What happens when you bring together some of the nation’s leading hackers, the Pentagon’s chief of training and an Air Force Academy professor who teaches cyber skills to cadets? They all agree on one thing: The government’s approach to cyber security is coming up short.
But despite the fact that attendees know they should take precautions to protect their data, federal agents at the conference got a scare on Friday when they were told they might have been caught in the sights of an RFID reader.
They don't expect companies to start projecting their own Wall of Sheep displays in their lobbies, but they say the network analysis tools they've developed could be helpful when aimed at corporate networks. "We can go into a company if they need help with a security awareness program," Markus said. "There are an amazing amount of things that we could see by watching the traffic go by."

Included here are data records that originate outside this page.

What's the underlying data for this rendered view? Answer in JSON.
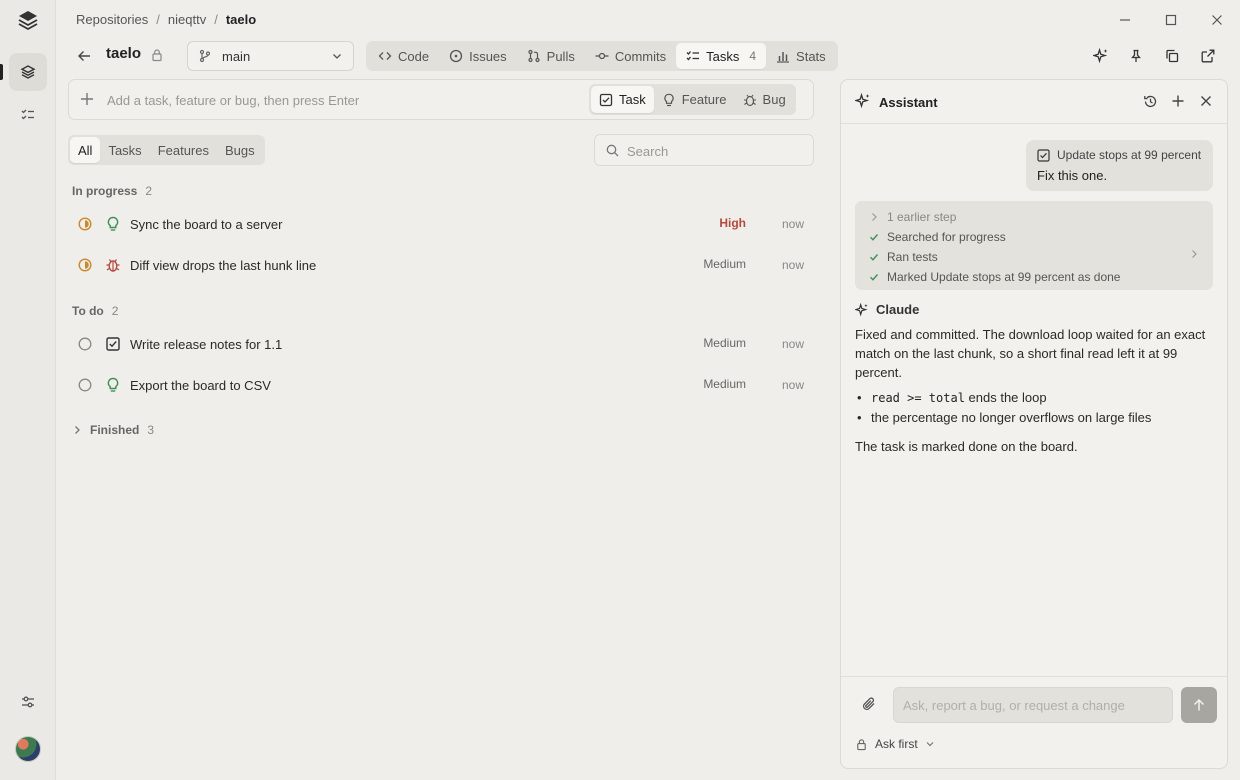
{
  "breadcrumb": {
    "root": "Repositories",
    "owner": "nieqttv",
    "repo": "taelo",
    "sep": "/"
  },
  "repo": {
    "name": "taelo",
    "branch": "main"
  },
  "tabs": [
    {
      "label": "Code",
      "icon": "code-icon"
    },
    {
      "label": "Issues",
      "icon": "issues-icon"
    },
    {
      "label": "Pulls",
      "icon": "pull-request-icon"
    },
    {
      "label": "Commits",
      "icon": "commit-icon"
    },
    {
      "label": "Tasks",
      "icon": "tasks-icon",
      "count": "4",
      "active": true
    },
    {
      "label": "Stats",
      "icon": "stats-icon"
    }
  ],
  "add_task": {
    "placeholder": "Add a task, feature or bug, then press Enter",
    "types": [
      {
        "label": "Task",
        "icon": "task-checkbox-icon",
        "active": true
      },
      {
        "label": "Feature",
        "icon": "lightbulb-icon"
      },
      {
        "label": "Bug",
        "icon": "bug-icon"
      }
    ]
  },
  "filter": {
    "options": [
      "All",
      "Tasks",
      "Features",
      "Bugs"
    ],
    "selected": "All"
  },
  "search": {
    "placeholder": "Search"
  },
  "groups": {
    "in_progress": {
      "label": "In progress",
      "count": "2",
      "tasks": [
        {
          "title": "Sync the board to a server",
          "type": "feature",
          "priority": "High",
          "time": "now"
        },
        {
          "title": "Diff view drops the last hunk line",
          "type": "bug",
          "priority": "Medium",
          "time": "now"
        }
      ]
    },
    "todo": {
      "label": "To do",
      "count": "2",
      "tasks": [
        {
          "title": "Write release notes for 1.1",
          "type": "task",
          "priority": "Medium",
          "time": "now"
        },
        {
          "title": "Export the board to CSV",
          "type": "feature",
          "priority": "Medium",
          "time": "now"
        }
      ]
    },
    "finished": {
      "label": "Finished",
      "count": "3"
    }
  },
  "assistant": {
    "title": "Assistant",
    "user_message": {
      "ref": "Update stops at 99 percent",
      "text": "Fix this one."
    },
    "steps": [
      {
        "label": "1 earlier step",
        "kind": "collapsed"
      },
      {
        "label": "Searched for progress",
        "kind": "done"
      },
      {
        "label": "Ran tests",
        "kind": "done"
      },
      {
        "label": "Marked Update stops at 99 percent as done",
        "kind": "done"
      }
    ],
    "reply": {
      "author": "Claude",
      "intro": "Fixed and committed. The download loop waited for an exact match on the last chunk, so a short final read left it at 99 percent.",
      "bullet1_code": "read >= total",
      "bullet1_text": " ends the loop",
      "bullet2": "the percentage no longer overflows on large files",
      "outro": "The task is marked done on the board."
    },
    "composer": {
      "placeholder": "Ask, report a bug, or request a change",
      "mode": "Ask first"
    }
  },
  "colors": {
    "high_priority": "#b34a3c",
    "in_progress": "#c98a2e",
    "feature": "#3f8f5a",
    "bug": "#b34a3c"
  }
}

As a result of Thursday night's events, I think I know my security colleagues a little better, and that's a good thing. They're good, hard-working reporters. But in the future, if anyone I don't know joins me at a press table, I'm going to interrogate them, and a few others have told me they will as well, and that's a bad thing.

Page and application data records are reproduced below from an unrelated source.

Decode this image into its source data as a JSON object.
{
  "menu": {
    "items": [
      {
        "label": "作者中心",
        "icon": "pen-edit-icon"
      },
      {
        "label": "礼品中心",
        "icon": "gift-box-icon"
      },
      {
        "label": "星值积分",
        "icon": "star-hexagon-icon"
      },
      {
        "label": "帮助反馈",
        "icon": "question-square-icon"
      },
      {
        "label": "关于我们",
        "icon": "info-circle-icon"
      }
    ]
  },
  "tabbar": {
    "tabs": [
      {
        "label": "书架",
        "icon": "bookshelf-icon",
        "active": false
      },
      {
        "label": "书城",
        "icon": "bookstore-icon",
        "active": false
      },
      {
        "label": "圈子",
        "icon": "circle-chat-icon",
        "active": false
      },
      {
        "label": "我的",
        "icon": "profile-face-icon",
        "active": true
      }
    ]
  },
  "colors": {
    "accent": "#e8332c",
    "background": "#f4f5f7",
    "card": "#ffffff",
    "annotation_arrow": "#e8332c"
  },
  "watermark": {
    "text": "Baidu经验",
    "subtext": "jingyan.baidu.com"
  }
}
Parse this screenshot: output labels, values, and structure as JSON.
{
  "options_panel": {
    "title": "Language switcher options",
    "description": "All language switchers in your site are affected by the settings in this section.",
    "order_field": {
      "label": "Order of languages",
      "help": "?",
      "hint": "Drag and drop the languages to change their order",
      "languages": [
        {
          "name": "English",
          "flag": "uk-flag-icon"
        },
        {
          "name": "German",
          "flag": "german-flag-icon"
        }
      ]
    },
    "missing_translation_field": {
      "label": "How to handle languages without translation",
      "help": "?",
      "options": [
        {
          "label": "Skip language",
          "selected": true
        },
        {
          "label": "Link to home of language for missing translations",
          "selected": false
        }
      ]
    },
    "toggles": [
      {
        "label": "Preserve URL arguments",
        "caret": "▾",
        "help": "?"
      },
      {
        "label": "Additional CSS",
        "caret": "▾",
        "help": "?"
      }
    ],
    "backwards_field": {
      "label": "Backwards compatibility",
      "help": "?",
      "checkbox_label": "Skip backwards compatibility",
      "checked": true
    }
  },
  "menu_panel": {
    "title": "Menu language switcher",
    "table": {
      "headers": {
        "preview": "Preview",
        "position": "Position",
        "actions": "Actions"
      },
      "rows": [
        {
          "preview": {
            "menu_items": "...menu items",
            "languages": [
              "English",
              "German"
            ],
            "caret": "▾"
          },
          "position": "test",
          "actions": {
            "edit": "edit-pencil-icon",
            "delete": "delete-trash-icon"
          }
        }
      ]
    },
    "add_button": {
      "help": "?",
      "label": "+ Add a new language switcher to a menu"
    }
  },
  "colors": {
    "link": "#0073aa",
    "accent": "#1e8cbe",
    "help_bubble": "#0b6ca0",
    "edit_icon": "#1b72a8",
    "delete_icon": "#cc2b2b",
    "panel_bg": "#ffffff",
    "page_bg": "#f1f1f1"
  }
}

"We've had some heavily credentialed people with every certificate you can imagine go up on the wall," said Brian Markus, president of Aries Security, the company that sponsors the Wall of Sheep. "The best of the best are at this conference, so if they're getting hit, what's happening to the average users?"